The inside scoop on gratitude.
Hello everyone and welcome to our very first EQ4Peace Worldwide, Inc. newsletter and a particular warm welcome into our Gratitude Corner. Thank you for joining us – we value and appreciate your presence here.
My name is Karen Schaal and I am a doctoral researcher specializing in the positive emotion of gratitude. My academic research and personal experimentation with gratitude, has led me to concur that gratitude is the most powerful tool we have for personal change and transformation, and is a major contributor in cultivating inner peace, interpersonal peace, and social peace; the goals of EQ4Peace Worldwide.
The research is significant. Academics, healthcare professionals, those in business and education, all agree; gratitude is a positive modifier; both emotionally and behaviorally. (Bartlett & DeSteno,2006). Yet very few people really understand how gratitude works. And that’s what we will be covering in EQ4Peace’s Gratitude Corner.
We will be looking at what the major minds in emotional intelligence are saying about gratitude, explore how gratitude can be practiced and applied in virtually every area of our lives, and discover how to fully experience the well-documented benefits of an authentic practice of gratitude.
So today, I am going to share with you an inside scoop on gratitude. This one, small bit of information is useful enough, to turn a practice of gratitude upside down- in a good way! Most of us begin a practice of gratitude with some type of activity. Probably the most common type of gratitude activity people pursue is gratitude journaling. Emmons and McCullough (2003) discovered that participants who wrote in gratitude journals, compared to participants who were writing things they were irritated by, were 25% happier and more energetic, had 20% less envy and resentment, slept 10% longer each night, woke up 15% more refreshed, exercised 33% more, and showed a 10% drop in blood pressure. That’s pretty impressive, isn’t it? – an activity that most people do once or twice a day, that carries all these benefits (and actually many more).

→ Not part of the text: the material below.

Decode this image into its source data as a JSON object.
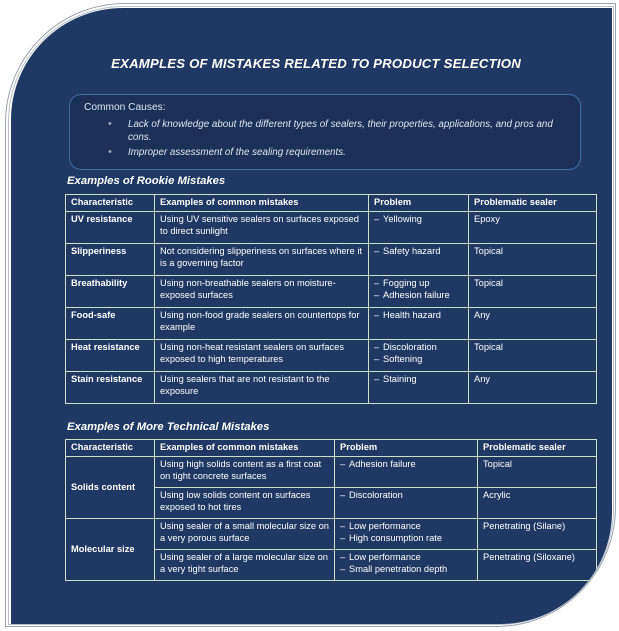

Now here’s the scoop. If we are interested in receiving the major transformative benefits of gratitude, that go beyond the benefits just listed, of experiencing joy and happiness, easily and frequently (Woods,2010), then our practice has to expand; it cannot be compartmentalized. That’s the nugget. An authentic practice of gratitude, is an immersive practice, in that the great benefits are accrued when an individual totally immerses him or herself in a practice of gratitude; by looking at and experiencing the world, through the lens of appreciation. Alex Woods and colleagues are clear – it is a life orientation towards appreciation that produces an emotional and behavioral landscape that lends itself to happiness, well-being, and emotional intelligence (Geng,2018).
I continue to be fascinated and intrigued by gratitude. My hope is you will find these talks equally inspiring, and that you will desire to know more about this phenomenal emotion and transformational tool. Again, thank you. I am grateful for your presence here and appreciate your interest
Karen Schaal MS, CiPP, PhDc
Please feel free to pick up a complimentary Kindle copy of my book The Pocket Guide to Gratitude
by using the link below.
“Emotions are our natural superpowers.”
~ Skylar Sustin
Bartlett, M.Y., & DeSteno, D. (2006). Gratitude and prosocial behavior: Helping when it costs you. Psychological Science, 17.
Geng, Y. (2018). Gratitude mediates the effect of emotional intelligence on subjective well-being: A structural equation modeling analysis. Journal of Health Psychology, 23(10).
Emmons, R. A., & McCullough, M. E. (2003). Counting blessings versus burdens: An experimental investigation of gratitude and subjective well-being in daily life. Journal of Personality and Social Psychology, 84(2).
Wood, A. M., Froh, J. J., & Geraghty, A. W. (2010). Gratitude and well-being: a review and theoretical integration. Clinical psychology review, 30(7), 890–905 mm